Pick out all lines with the word "icon" from the records that follow.
##############################
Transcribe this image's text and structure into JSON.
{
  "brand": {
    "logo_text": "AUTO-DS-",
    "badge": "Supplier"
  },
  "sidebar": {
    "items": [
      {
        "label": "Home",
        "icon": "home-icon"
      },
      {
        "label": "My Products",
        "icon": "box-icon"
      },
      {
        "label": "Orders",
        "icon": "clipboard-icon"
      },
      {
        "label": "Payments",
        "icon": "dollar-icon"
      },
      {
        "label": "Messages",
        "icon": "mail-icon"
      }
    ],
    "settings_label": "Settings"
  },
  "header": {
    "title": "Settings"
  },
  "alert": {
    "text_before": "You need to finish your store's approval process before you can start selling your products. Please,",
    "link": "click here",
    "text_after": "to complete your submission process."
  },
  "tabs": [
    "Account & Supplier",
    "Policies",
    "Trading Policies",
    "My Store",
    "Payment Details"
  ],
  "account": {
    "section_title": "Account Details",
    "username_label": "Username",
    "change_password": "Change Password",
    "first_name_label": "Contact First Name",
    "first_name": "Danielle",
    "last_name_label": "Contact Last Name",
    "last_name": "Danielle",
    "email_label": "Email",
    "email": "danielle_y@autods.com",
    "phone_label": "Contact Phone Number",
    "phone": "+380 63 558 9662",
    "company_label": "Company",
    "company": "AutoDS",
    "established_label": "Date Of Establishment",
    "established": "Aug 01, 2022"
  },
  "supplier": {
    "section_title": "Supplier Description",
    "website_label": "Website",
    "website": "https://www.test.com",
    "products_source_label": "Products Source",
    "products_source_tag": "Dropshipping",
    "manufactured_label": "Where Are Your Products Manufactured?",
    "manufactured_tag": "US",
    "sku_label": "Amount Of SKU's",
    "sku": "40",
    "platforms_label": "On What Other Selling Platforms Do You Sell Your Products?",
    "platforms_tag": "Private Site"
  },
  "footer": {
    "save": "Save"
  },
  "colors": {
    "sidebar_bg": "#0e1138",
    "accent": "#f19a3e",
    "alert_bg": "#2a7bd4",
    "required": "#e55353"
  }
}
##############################
Reply to the exercise:
        "icon": "home-icon"
        "icon": "box-icon"
        "icon": "clipboard-icon"
        "icon": "dollar-icon"
        "icon": "mail-icon"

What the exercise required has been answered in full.